(Data entries)
- Opening Delimiter -
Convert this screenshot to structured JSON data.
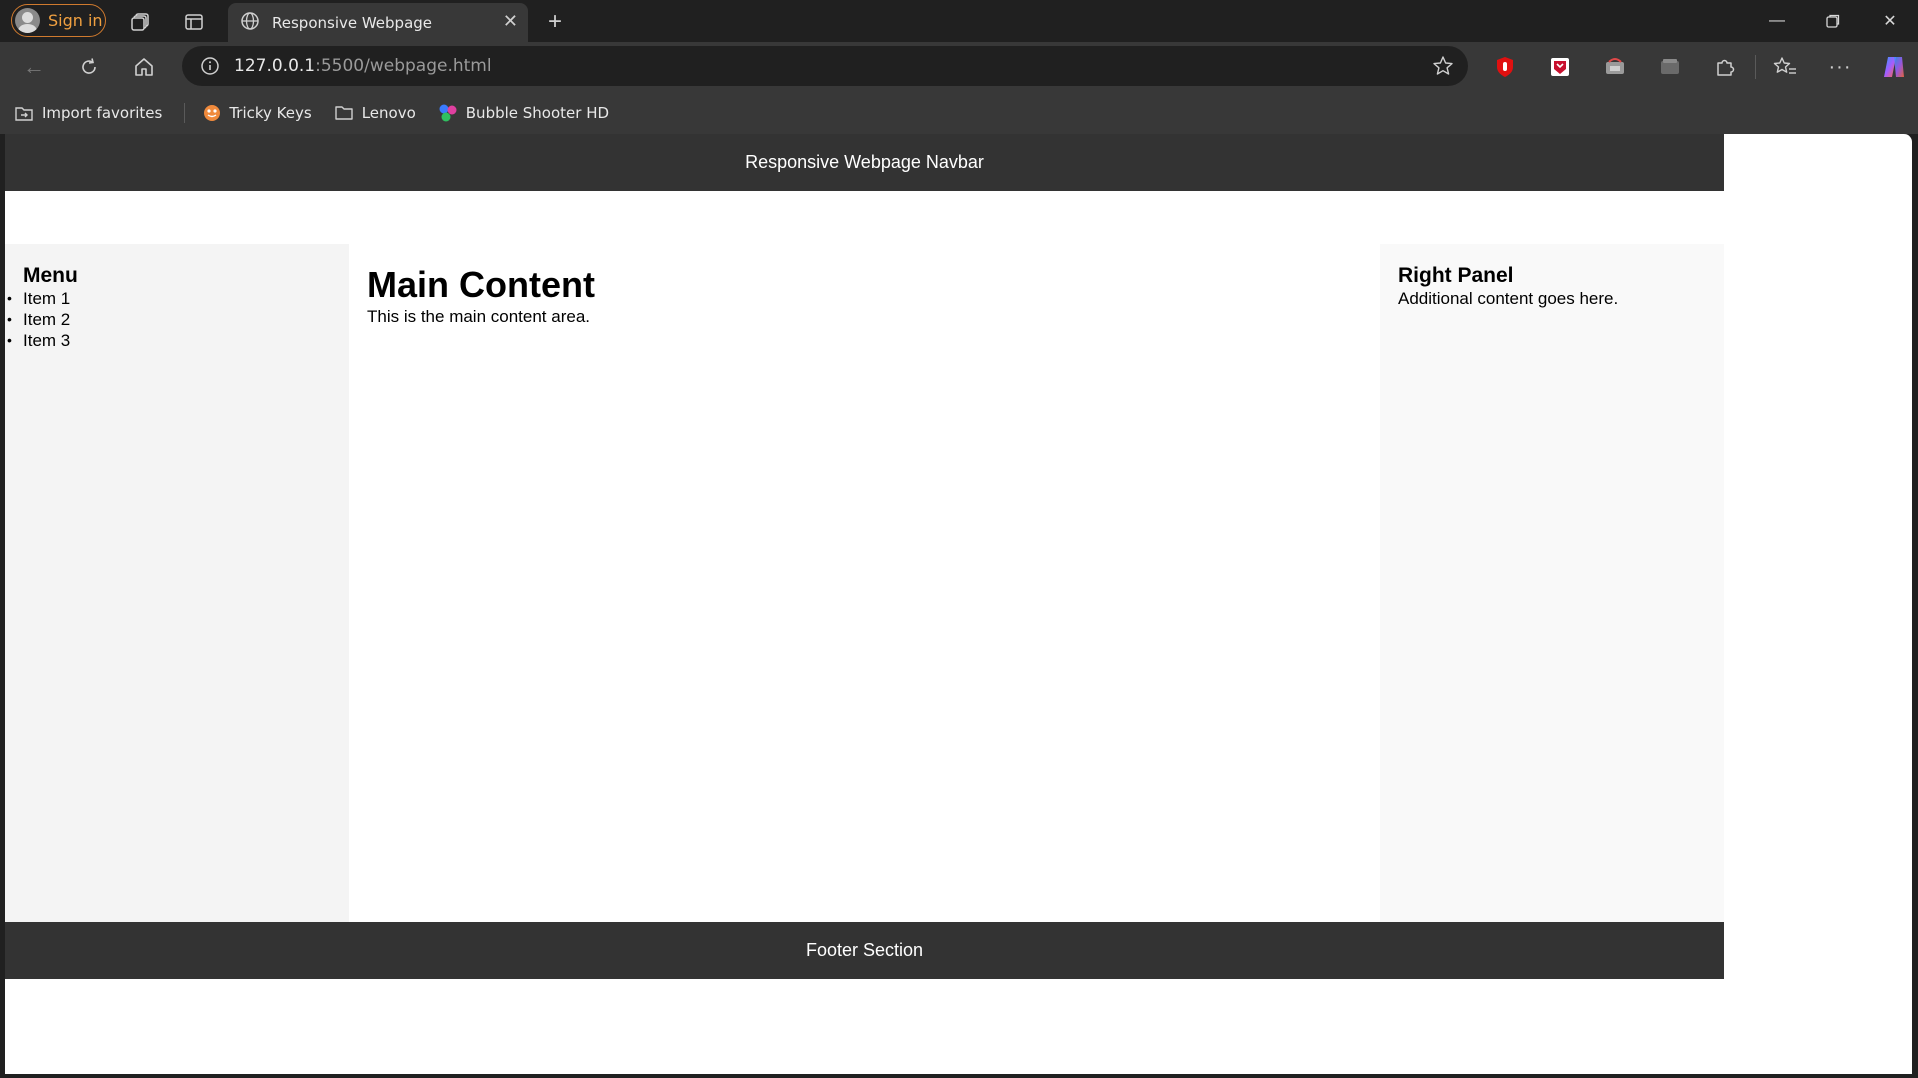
{
  "browser": {
    "signin_label": "Sign in",
    "tab_title": "Responsive Webpage",
    "url_host": "127.0.0.1",
    "url_path": ":5500/webpage.html",
    "bookmarks": [
      {
        "label": "Import favorites",
        "icon": "import-icon"
      },
      {
        "label": "Tricky Keys",
        "icon": "game-icon"
      },
      {
        "label": "Lenovo",
        "icon": "folder-icon"
      },
      {
        "label": "Bubble Shooter HD",
        "icon": "bubble-icon"
      }
    ],
    "accent_color": "#d07a2e"
  },
  "page": {
    "navbar_title": "Responsive Webpage Navbar",
    "menu": {
      "heading": "Menu",
      "items": [
        "Item 1",
        "Item 2",
        "Item 3"
      ]
    },
    "main": {
      "heading": "Main Content",
      "text": "This is the main content area."
    },
    "right_panel": {
      "heading": "Right Panel",
      "text": "Additional content goes here."
    },
    "footer_text": "Footer Section"
  }
}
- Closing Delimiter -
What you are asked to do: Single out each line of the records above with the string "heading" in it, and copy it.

Answer to this task:
      "heading": "Menu",
      "heading": "Main Content",
      "heading": "Right Panel",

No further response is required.